*Work instructions*. What is needed is an exact copy of every entry below.

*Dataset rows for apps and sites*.

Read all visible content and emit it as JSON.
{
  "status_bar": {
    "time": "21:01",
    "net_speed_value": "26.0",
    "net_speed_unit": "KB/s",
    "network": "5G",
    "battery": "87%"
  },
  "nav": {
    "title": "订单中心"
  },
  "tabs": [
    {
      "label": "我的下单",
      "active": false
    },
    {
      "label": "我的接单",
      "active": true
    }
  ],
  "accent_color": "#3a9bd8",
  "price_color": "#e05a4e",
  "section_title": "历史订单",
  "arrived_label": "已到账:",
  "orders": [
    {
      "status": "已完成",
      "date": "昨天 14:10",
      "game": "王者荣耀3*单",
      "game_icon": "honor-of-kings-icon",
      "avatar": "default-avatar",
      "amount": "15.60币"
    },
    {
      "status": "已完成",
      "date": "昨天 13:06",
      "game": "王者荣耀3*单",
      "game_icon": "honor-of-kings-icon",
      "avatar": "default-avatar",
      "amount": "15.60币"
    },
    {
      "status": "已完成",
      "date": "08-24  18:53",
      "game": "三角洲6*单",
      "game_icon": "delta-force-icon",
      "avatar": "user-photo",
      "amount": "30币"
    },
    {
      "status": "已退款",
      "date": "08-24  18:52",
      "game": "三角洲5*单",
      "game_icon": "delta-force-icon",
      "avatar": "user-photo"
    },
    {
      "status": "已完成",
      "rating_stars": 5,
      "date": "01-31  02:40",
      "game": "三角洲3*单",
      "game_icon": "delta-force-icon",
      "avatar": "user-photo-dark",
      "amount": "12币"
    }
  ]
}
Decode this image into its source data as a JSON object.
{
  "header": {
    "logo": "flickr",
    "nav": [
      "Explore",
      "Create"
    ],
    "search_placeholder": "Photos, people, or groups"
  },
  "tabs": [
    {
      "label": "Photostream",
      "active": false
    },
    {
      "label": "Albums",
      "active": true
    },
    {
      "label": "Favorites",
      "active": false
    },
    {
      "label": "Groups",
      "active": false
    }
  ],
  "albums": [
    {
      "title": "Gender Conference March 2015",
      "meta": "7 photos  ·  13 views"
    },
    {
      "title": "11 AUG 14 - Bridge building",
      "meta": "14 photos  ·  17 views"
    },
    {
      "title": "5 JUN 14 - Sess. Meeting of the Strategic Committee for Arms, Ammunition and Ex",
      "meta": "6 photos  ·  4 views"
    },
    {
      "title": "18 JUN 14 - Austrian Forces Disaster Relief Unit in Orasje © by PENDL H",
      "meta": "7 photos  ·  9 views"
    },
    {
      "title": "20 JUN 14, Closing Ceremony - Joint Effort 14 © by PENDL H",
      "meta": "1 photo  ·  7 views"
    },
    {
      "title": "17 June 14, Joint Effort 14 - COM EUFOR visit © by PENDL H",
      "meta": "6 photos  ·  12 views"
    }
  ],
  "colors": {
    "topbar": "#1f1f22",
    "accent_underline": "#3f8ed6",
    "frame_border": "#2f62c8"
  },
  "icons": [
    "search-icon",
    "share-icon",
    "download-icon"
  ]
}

*Response*.
Read all visible content and emit it as JSON.
{
  "status_bar": {
    "time": "21:01",
    "net_speed_value": "26.0",
    "net_speed_unit": "KB/s",
    "network": "5G",
    "battery": "87%"
  },
  "nav": {
    "title": "订单中心"
  },
  "tabs": [
    {
      "label": "我的下单",
      "active": false
    },
    {
      "label": "我的接单",
      "active": true
    }
  ],
  "accent_color": "#3a9bd8",
  "price_color": "#e05a4e",
  "section_title": "历史订单",
  "arrived_label": "已到账:",
  "orders": [
    {
      "status": "已完成",
      "date": "昨天 14:10",
      "game": "王者荣耀3*单",
      "game_icon": "honor-of-kings-icon",
      "avatar": "default-avatar",
      "amount": "15.60币"
    },
    {
      "status": "已完成",
      "date": "昨天 13:06",
      "game": "王者荣耀3*单",
      "game_icon": "honor-of-kings-icon",
      "avatar": "default-avatar",
      "amount": "15.60币"
    },
    {
      "status": "已完成",
      "date": "08-24  18:53",
      "game": "三角洲6*单",
      "game_icon": "delta-force-icon",
      "avatar": "user-photo",
      "amount": "30币"
    },
    {
      "status": "已退款",
      "date": "08-24  18:52",
      "game": "三角洲5*单",
      "game_icon": "delta-force-icon",
      "avatar": "user-photo"
    },
    {
      "status": "已完成",
      "rating_stars": 5,
      "date": "01-31  02:40",
      "game": "三角洲3*单",
      "game_icon": "delta-force-icon",
      "avatar": "user-photo-dark",
      "amount": "12币"
    }
  ]
}
Decode this image into its source data as a JSON object.
{
  "header": {
    "logo": "flickr",
    "nav": [
      "Explore",
      "Create"
    ],
    "search_placeholder": "Photos, people, or groups"
  },
  "tabs": [
    {
      "label": "Photostream",
      "active": false
    },
    {
      "label": "Albums",
      "active": true
    },
    {
      "label": "Favorites",
      "active": false
    },
    {
      "label": "Groups",
      "active": false
    }
  ],
  "albums": [
    {
      "title": "Gender Conference March 2015",
      "meta": "7 photos  ·  13 views"
    },
    {
      "title": "11 AUG 14 - Bridge building",
      "meta": "14 photos  ·  17 views"
    },
    {
      "title": "5 JUN 14 - Sess. Meeting of the Strategic Committee for Arms, Ammunition and Ex",
      "meta": "6 photos  ·  4 views"
    },
    {
      "title": "18 JUN 14 - Austrian Forces Disaster Relief Unit in Orasje © by PENDL H",
      "meta": "7 photos  ·  9 views"
    },
    {
      "title": "20 JUN 14, Closing Ceremony - Joint Effort 14 © by PENDL H",
      "meta": "1 photo  ·  7 views"
    },
    {
      "title": "17 June 14, Joint Effort 14 - COM EUFOR visit © by PENDL H",
      "meta": "6 photos  ·  12 views"
    }
  ],
  "colors": {
    "topbar": "#1f1f22",
    "accent_underline": "#3f8ed6",
    "frame_border": "#2f62c8"
  },
  "icons": [
    "search-icon",
    "share-icon",
    "download-icon"
  ]
}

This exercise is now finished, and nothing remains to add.